The Supreme Court probably will overturn the notorious Communications Decency Act. But the issues are not as cut-and-dried as some might suggest.
By Eugene Volokh
(1,777 words; posted Thursday, July 18; to be composted Thursday, July 25)
One of the great recurring problems in free-speech law is spillover. Free speech, the Supreme Court has held, has limits: Some speech is so harmful and so lacking in redeeming value that it may be restricted. Threats, blackmail, and false advertising are obvious examples. There's no right to say, "Your money or your life" to a stranger in a dark alley; there's no right to spread intentional falsehoods about your product or your enemy's character.
The Supreme Court likewise has held, rightly or wrongly, that minors have no right to see very sexually explicit material, and that people (except, perhaps, the minors' parents) have no right to distribute such material to them. Psychologists and philosophers can debate this, but as a constitutional matter, the question is settled.
But it's often impossible to keep such materials from children without also denying them to adults. Bookstores can check customers' ages, but TV broadcasters, muralists, or people who post things on the Internet can't. The law can allow public display of this material, protecting adults' access but also making it available to children; or the law can prohibit public display, insulating children but also restricting adults. Either way there's spillover. Either the restriction spills over onto speech that should be free, or the freedom spills over onto speech that, in the judgment of most legislators, voters, and judges, should be restricted.

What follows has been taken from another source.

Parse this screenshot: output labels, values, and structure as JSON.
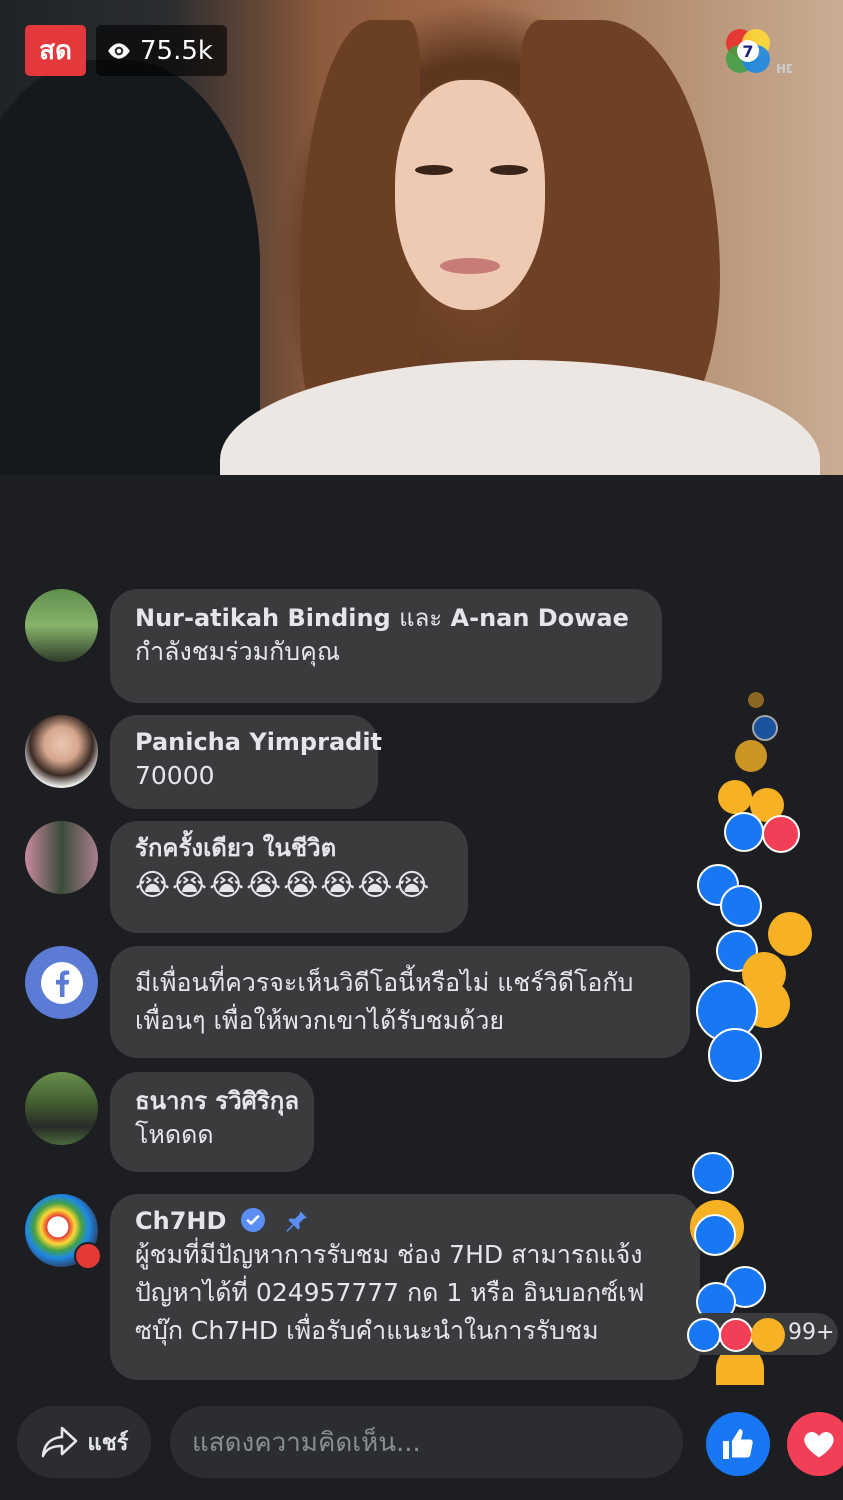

This spillover problem is a recurring question in First Amendment law. The law cannot restrict all harmful, valueless speech and at the same time protect all valuable speech. A classic illustration of the spillover problem is the Communications Decency Act, passed earlier this year in an attempt to stop "indecency" on the Internet. A three-judge federal court was probably correct in striking down the CDA June 11. But the judges' opinions don't squarely face the spillover problem. Perhaps--contrary to the suggestions of some Supreme Court cases--spillover questions should always be resolved in favor of free speech. Perhaps children's increased vulnerability is a price worth paying for extra freedom for adults. But it's important to confront honestly both what's being lost and gained in the process.
The most controversial part of the CDA prohibits anyone from
"us[ing] an interactive computer service"
"to display in a manner available to a person under 18 years of age"